Identify, in the records below, every line where the string "Spravovat" appears, and copy each such line.

The input:
★ ★ ★

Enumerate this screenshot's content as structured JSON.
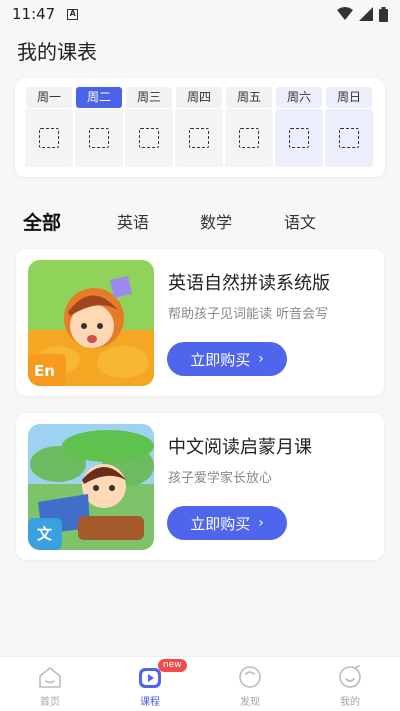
{
  "status_bar": {
    "time": "11:47",
    "indicator": "A"
  },
  "page_title": "我的课表",
  "schedule": {
    "days": [
      {
        "label": "周一",
        "selected": false,
        "weekend": false
      },
      {
        "label": "周二",
        "selected": true,
        "weekend": false
      },
      {
        "label": "周三",
        "selected": false,
        "weekend": false
      },
      {
        "label": "周四",
        "selected": false,
        "weekend": false
      },
      {
        "label": "周五",
        "selected": false,
        "weekend": false
      },
      {
        "label": "周六",
        "selected": false,
        "weekend": true
      },
      {
        "label": "周日",
        "selected": false,
        "weekend": true
      }
    ]
  },
  "tabs": [
    "全部",
    "英语",
    "数学",
    "语文"
  ],
  "courses": [
    {
      "title": "英语自然拼读系统版",
      "subtitle": "帮助孩子见词能读 听音会写",
      "button": "立即购买",
      "badge": "En"
    },
    {
      "title": "中文阅读启蒙月课",
      "subtitle": "孩子爱学家长放心",
      "button": "立即购买",
      "badge": "文"
    }
  ],
  "nav": {
    "items": [
      "首页",
      "课程",
      "发现",
      "我的"
    ],
    "active_index": 1,
    "new_badge": "new"
  },
  "colors": {
    "accent": "#4f66ec",
    "badge": "#f04c4c"
  }
}
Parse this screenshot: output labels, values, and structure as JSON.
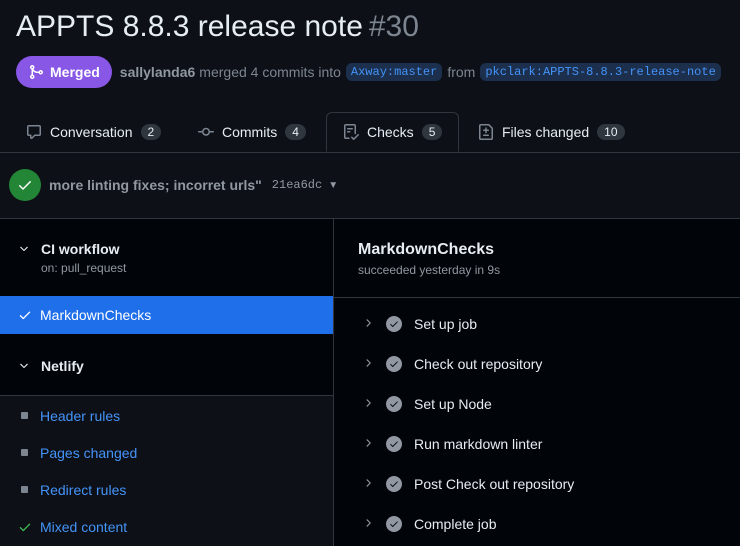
{
  "pr": {
    "title": "APPTS 8.8.3 release note",
    "number": "#30",
    "status": "Merged",
    "author": "sallylanda6",
    "merge_text": "merged 4 commits into",
    "base_branch": "Axway:master",
    "from_text": "from",
    "head_branch": "pkclark:APPTS-8.8.3-release-note"
  },
  "tabs": [
    {
      "label": "Conversation",
      "count": "2",
      "icon": "comment-icon"
    },
    {
      "label": "Commits",
      "count": "4",
      "icon": "commit-icon"
    },
    {
      "label": "Checks",
      "count": "5",
      "icon": "checklist-icon"
    },
    {
      "label": "Files changed",
      "count": "10",
      "icon": "file-diff-icon"
    }
  ],
  "commit": {
    "message": "more linting fixes; incorret urls\"",
    "sha": "21ea6dc"
  },
  "sidebar": {
    "workflow": {
      "name": "CI workflow",
      "trigger": "on: pull_request"
    },
    "active_job": "MarkdownChecks",
    "netlify": {
      "name": "Netlify",
      "items": [
        "Header rules",
        "Pages changed",
        "Redirect rules",
        "Mixed content"
      ]
    }
  },
  "job": {
    "title": "MarkdownChecks",
    "status": "succeeded yesterday in 9s",
    "steps": [
      "Set up job",
      "Check out repository",
      "Set up Node",
      "Run markdown linter",
      "Post Check out repository",
      "Complete job"
    ]
  },
  "colors": {
    "merged": "#8957e5",
    "success": "#238636",
    "accent": "#1f6feb",
    "link": "#4493f8"
  }
}
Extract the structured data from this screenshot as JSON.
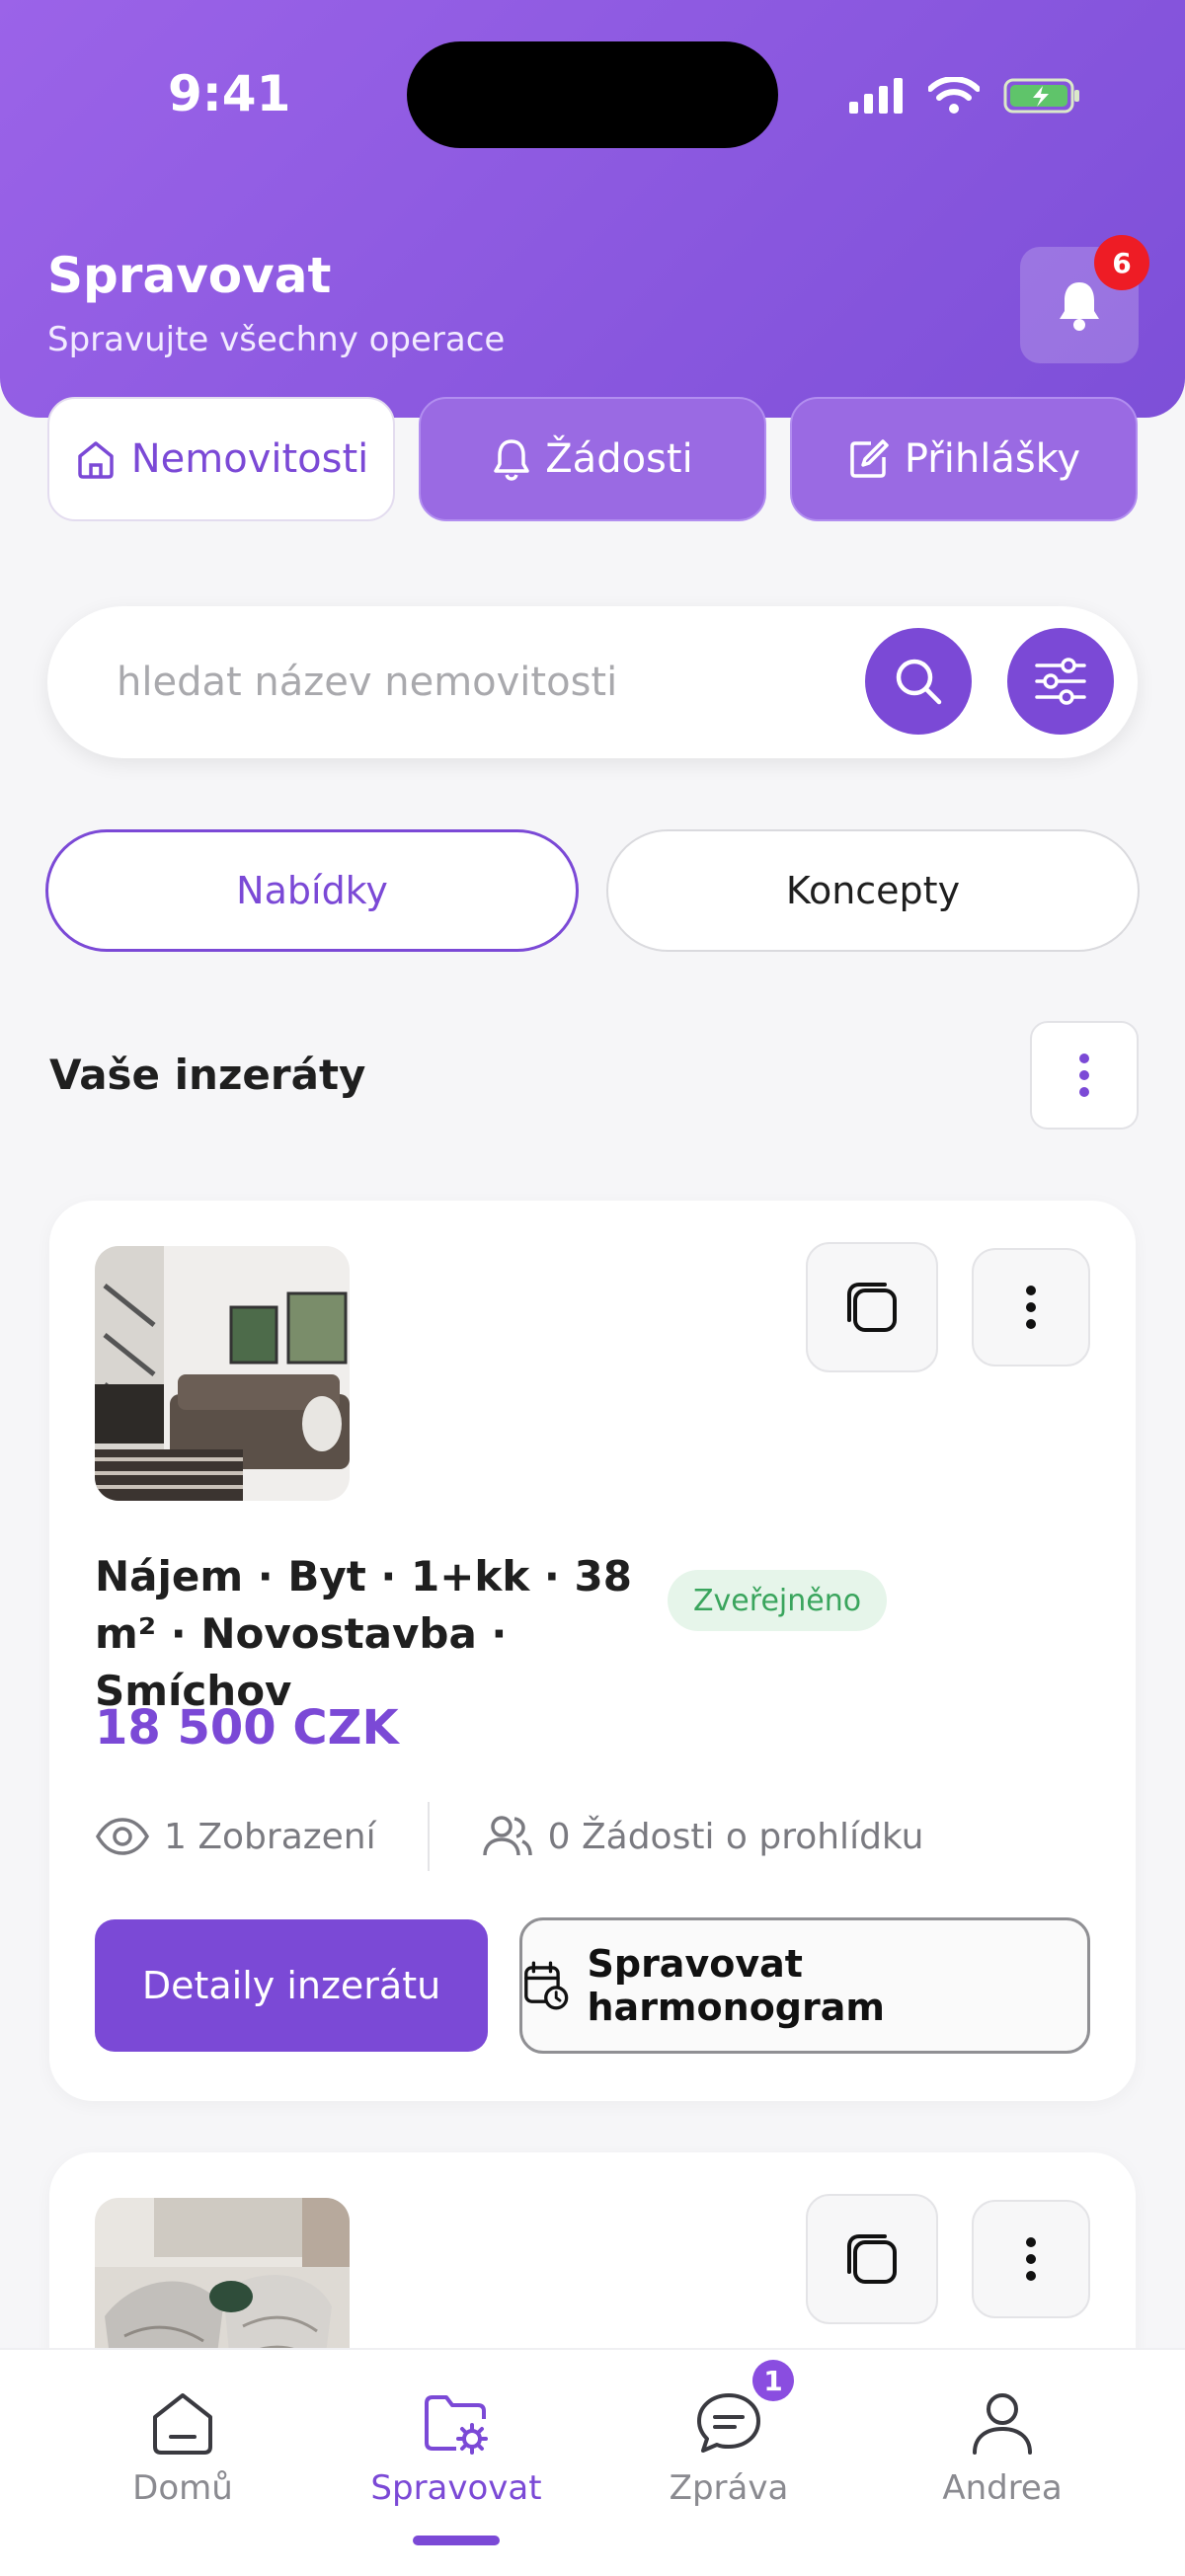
{
  "status_bar": {
    "time": "9:41"
  },
  "header": {
    "title": "Spravovat",
    "subtitle": "Spravujte všechny operace",
    "notification_count": "6"
  },
  "top_tabs": [
    {
      "label": "Nemovitosti",
      "icon": "home-icon",
      "active": true
    },
    {
      "label": "Žádosti",
      "icon": "bell-icon",
      "active": false
    },
    {
      "label": "Přihlášky",
      "icon": "edit-icon",
      "active": false
    }
  ],
  "search": {
    "placeholder": "hledat název nemovitosti",
    "value": ""
  },
  "segments": {
    "offers": "Nabídky",
    "drafts": "Koncepty"
  },
  "section": {
    "title": "Vaše inzeráty"
  },
  "listings": [
    {
      "title": "Nájem · Byt · 1+kk · 38 m² · Novostavba · Smíchov",
      "status": "Zveřejněno",
      "price": "18 500 CZK",
      "views": "1 Zobrazení",
      "requests": "0 Žádosti o prohlídku",
      "detail_button": "Detaily inzerátu",
      "schedule_button": "Spravovat harmonogram"
    }
  ],
  "bottom_nav": [
    {
      "label": "Domů",
      "icon": "home-icon"
    },
    {
      "label": "Spravovat",
      "icon": "folder-settings-icon",
      "active": true
    },
    {
      "label": "Zpráva",
      "icon": "chat-icon",
      "badge": "1"
    },
    {
      "label": "Andrea",
      "icon": "user-icon"
    }
  ],
  "colors": {
    "accent": "#7b49d6",
    "success": "#3aa55d",
    "danger": "#ee1c25"
  }
}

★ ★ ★

Solution:
    "title": "Spravovat",
      "schedule_button": "Spravovat harmonogram"
      "label": "Spravovat",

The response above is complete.